Exercise brief » Without changing anything, set down every line shown below.

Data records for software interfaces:

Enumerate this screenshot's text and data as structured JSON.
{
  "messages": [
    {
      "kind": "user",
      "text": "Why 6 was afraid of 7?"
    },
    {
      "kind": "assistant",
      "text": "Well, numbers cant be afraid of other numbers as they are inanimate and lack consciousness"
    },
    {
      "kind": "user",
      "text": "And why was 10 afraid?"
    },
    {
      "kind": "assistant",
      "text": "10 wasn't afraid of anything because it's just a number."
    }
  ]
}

Task response »
Enumerate this screenshot's text and data as structured JSON.
{
  "messages": [
    {
      "kind": "user",
      "text": "Why 6 was afraid of 7?"
    },
    {
      "kind": "assistant",
      "text": "Well, numbers cant be afraid of other numbers as they are inanimate and lack consciousness"
    },
    {
      "kind": "user",
      "text": "And why was 10 afraid?"
    },
    {
      "kind": "assistant",
      "text": "10 wasn't afraid of anything because it's just a number."
    }
  ]
}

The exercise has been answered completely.